__Exercise__
Word for word, repeat everything in the records below except the pictures.

═══ Task input ═══

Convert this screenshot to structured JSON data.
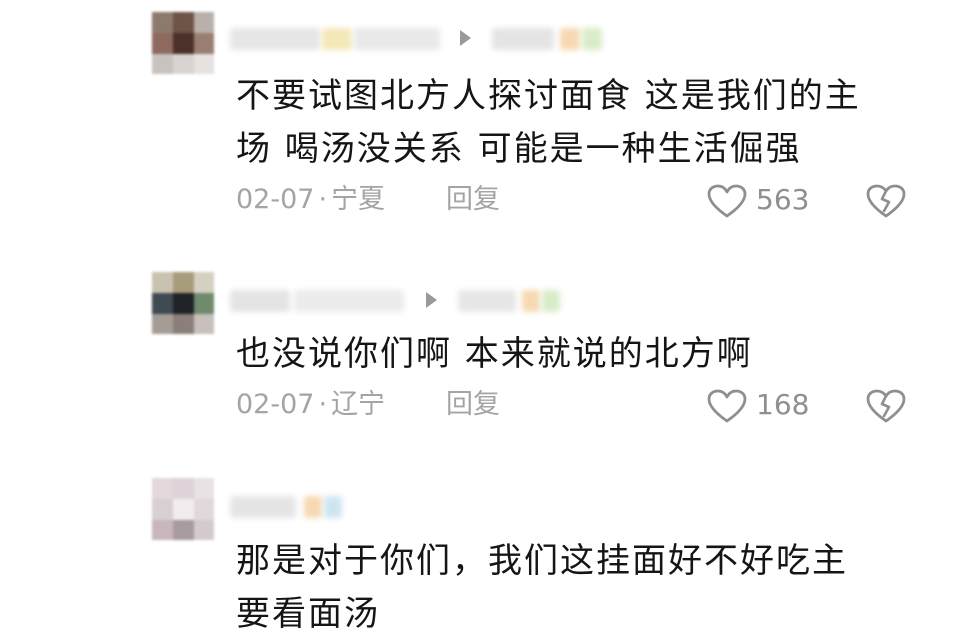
{
  "comments": [
    {
      "username": "",
      "text_lines": [
        "不要试图北方人探讨面食 这是我们的主",
        "场 喝汤没关系 可能是一种生活倔强"
      ],
      "date": "02-07",
      "location": "宁夏",
      "reply_label": "回复",
      "likes": "563"
    },
    {
      "username": "",
      "text_lines": [
        "也没说你们啊 本来就说的北方啊"
      ],
      "date": "02-07",
      "location": "辽宁",
      "reply_label": "回复",
      "likes": "168"
    },
    {
      "username": "",
      "text_lines": [
        "那是对于你们，我们这挂面好不好吃主",
        "要看面汤"
      ]
    }
  ],
  "colors": {
    "text": "#151515",
    "meta": "#a4a4a4",
    "icon": "#8f8f8f"
  },
  "icons": {
    "like": "heart-outline-icon",
    "dislike": "broken-heart-icon",
    "reply_to": "play-triangle-icon"
  }
}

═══

__Written solution__
Convert this screenshot to structured JSON data.
{
  "comments": [
    {
      "username": "",
      "text_lines": [
        "不要试图北方人探讨面食 这是我们的主",
        "场 喝汤没关系 可能是一种生活倔强"
      ],
      "date": "02-07",
      "location": "宁夏",
      "reply_label": "回复",
      "likes": "563"
    },
    {
      "username": "",
      "text_lines": [
        "也没说你们啊 本来就说的北方啊"
      ],
      "date": "02-07",
      "location": "辽宁",
      "reply_label": "回复",
      "likes": "168"
    },
    {
      "username": "",
      "text_lines": [
        "那是对于你们，我们这挂面好不好吃主",
        "要看面汤"
      ]
    }
  ],
  "colors": {
    "text": "#151515",
    "meta": "#a4a4a4",
    "icon": "#8f8f8f"
  },
  "icons": {
    "like": "heart-outline-icon",
    "dislike": "broken-heart-icon",
    "reply_to": "play-triangle-icon"
  }
}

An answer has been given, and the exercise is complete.